Tanya Flowerday: Snuff Victim?
As anybody who has seen the movie 8mm now knows, a snuff film is a video recording of someone, usually a woman, being murdered as part of violent pornography. What nobody seems to know, is whether these movies actually exist, or whether they're simply the stuff of urban legend.
Sexual predators often have a predilection to somehow record their crimes. According to Roy Hazelwood and Stephen Michaud, in Dark Dreams, child molesters and sexual sadists seem particularly fond of creating a visual documentary of their deeds, although the actual murder is usually omitted. But snuff movies are not merely the recording of sex-related murder. Snuff movies are sold as pornography. While someone like Jeffrey Dahmer took photographs of the men he murdered in his apartment in Milwaukee as he cut them open and dismembered them, posing them in different postures, he did this for his own sexual pleasure. It undoubtedly excited him as he did it, and later he was able to use these photographs to relive these special moments through fantasy and masturbation. Although some of these pictures are available on the Internet today, Dahmer did not record these acts to sell it. Snuff movies, on the other hand, are created with financial profit as a significant motive. Of course, a third party who somehow obtains a recording made by a sexual predator may then sell it as snuff, but technically it is only then that it becomes snuff. Although the same actions are depicted, the distinction is important, since it speaks to significant differences in motive.
Do real snuff movies exist? Many sites on the internet advertise them, but it seems highly unlikely that even a few, if any, of these would be real. After all, it would constitute the best evidence of a crime that is punishable by death in the places that have a death penalty and a life sentence in those that don't. And, as Hollywood has proved time and again, it's not difficult to convincingly portray murder on film. There have been a number of commercial movies about snuff movies, such as Mute Witness, 8mm and the low budget Snuff which, according to Scott Stine in his article 'The Snuff Film: The Making of an Urban Legend', popularized the concept in the first place. There has even been a video game called Manhunt, which saw the player as a murderer stolen from his execution by a snuff movie director to star in his next film (even though the developers chose to define snuff as multiple murder and discarded the pornographic aspects). Snuff movies themselves, however, prove much harder to come by.
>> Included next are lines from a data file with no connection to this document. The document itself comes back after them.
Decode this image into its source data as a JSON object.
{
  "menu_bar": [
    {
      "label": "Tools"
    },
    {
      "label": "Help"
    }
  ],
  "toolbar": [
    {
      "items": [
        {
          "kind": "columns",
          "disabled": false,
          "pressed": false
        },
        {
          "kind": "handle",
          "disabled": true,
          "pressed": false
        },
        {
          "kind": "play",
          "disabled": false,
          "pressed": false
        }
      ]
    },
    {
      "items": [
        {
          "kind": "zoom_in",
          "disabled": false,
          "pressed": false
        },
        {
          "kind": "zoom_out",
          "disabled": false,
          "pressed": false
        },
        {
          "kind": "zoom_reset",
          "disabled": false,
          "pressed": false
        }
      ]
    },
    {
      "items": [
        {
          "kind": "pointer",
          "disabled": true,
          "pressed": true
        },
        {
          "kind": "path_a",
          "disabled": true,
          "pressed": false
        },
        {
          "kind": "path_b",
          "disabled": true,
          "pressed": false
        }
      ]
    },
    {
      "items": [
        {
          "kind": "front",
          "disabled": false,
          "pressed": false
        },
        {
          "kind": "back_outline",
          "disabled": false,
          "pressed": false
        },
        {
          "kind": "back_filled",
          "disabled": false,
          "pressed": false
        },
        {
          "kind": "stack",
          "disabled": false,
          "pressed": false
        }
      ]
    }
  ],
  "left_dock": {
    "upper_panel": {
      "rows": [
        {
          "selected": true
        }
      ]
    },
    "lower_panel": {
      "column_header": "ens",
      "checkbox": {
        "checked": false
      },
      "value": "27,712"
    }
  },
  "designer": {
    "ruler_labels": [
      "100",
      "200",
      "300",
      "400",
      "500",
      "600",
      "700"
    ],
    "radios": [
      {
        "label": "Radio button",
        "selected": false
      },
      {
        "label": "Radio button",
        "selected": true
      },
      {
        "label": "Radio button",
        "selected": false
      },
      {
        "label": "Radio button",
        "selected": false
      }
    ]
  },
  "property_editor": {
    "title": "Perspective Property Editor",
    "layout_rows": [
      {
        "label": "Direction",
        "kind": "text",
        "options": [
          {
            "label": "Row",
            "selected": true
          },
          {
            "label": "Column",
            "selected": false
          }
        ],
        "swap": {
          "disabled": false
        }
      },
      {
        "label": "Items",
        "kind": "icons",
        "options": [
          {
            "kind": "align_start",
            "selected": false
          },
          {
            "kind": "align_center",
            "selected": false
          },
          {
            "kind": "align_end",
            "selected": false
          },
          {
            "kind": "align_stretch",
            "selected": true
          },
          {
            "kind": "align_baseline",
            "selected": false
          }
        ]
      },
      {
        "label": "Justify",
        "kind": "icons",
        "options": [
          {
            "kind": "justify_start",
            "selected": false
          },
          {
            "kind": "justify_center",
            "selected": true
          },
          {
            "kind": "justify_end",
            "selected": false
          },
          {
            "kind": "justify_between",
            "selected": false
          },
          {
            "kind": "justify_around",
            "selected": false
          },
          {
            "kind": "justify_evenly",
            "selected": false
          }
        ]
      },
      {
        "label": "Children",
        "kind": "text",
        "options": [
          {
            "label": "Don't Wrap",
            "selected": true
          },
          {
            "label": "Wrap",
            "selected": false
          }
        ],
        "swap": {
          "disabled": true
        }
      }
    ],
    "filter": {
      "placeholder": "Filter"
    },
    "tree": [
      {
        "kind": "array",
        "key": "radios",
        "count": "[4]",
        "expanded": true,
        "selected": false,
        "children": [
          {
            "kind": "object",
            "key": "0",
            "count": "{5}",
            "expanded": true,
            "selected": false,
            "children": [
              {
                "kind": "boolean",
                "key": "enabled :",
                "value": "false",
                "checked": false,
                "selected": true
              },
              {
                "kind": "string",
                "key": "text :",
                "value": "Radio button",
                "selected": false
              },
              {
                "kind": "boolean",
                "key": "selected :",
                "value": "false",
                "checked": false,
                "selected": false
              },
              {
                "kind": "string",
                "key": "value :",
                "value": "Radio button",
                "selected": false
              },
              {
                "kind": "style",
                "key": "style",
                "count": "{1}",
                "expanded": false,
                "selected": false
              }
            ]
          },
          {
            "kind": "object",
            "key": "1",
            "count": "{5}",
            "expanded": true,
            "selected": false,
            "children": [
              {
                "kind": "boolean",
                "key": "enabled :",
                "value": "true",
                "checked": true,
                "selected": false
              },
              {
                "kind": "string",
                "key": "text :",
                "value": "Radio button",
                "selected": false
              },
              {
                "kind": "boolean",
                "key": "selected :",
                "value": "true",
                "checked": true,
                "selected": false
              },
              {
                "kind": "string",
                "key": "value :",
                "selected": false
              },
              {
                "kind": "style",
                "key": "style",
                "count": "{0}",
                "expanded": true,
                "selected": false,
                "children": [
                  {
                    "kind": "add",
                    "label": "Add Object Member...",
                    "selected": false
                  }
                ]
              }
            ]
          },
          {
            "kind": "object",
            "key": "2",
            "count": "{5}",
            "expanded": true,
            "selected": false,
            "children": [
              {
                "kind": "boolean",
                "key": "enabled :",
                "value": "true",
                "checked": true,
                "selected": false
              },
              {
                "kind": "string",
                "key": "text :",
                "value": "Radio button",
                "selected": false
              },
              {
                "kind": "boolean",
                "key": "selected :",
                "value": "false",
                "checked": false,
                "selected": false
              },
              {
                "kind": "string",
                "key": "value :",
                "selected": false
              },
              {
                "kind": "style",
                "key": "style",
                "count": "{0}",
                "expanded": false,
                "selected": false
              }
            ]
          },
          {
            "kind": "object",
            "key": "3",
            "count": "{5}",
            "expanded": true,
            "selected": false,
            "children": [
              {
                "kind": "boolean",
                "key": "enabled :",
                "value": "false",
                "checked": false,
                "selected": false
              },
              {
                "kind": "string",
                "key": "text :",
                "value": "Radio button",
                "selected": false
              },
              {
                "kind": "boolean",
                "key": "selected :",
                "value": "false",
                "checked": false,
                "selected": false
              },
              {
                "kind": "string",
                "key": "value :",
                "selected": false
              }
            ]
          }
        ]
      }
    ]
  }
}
Several newspapers contacted various experts in law enforcement in South Africa and none of them could confirm an instance of true snuff. Superintendent Martin Aylward, national spokesperson of the Family Violence, Child Protection and Sexual Offences Unit (FCS), told Beeld that he didn't know of a snuff movie having been made in that province in the past. Supt. André Neethling, head of FCS in the province of Gauteng, concurred, saying that recordings of sexual crimes have been recovered but never of murder. Sr. Supt. Gerard Labuschagne, head of the Investigative Psychology Unit, had not heard of a snuff movie discovered in South Africa either, but told Independent On-Line of October 16, 2003, that it wouldn't surprise him to find one. "People are killed all the time for no apparent reason. Would it be such a big step to put it on film for resale purposes?"
South African law was caught off guard. At the time of Tanya Flowerday's murder, the Films and Publications Act appeared uncertain about films depicting real murder. In fact, it wasn't stipulated as illegal to own or even import such movies. Since a snuff movie per definition contains explicit and serious sexual violence, it would be unlikely to receive a certificate from the Film and Publications Board, thereby making it illegal to distribute or present publicly. Of course, being involved in the making of the film would translate into complicity to murder at best and would consequently be a crime.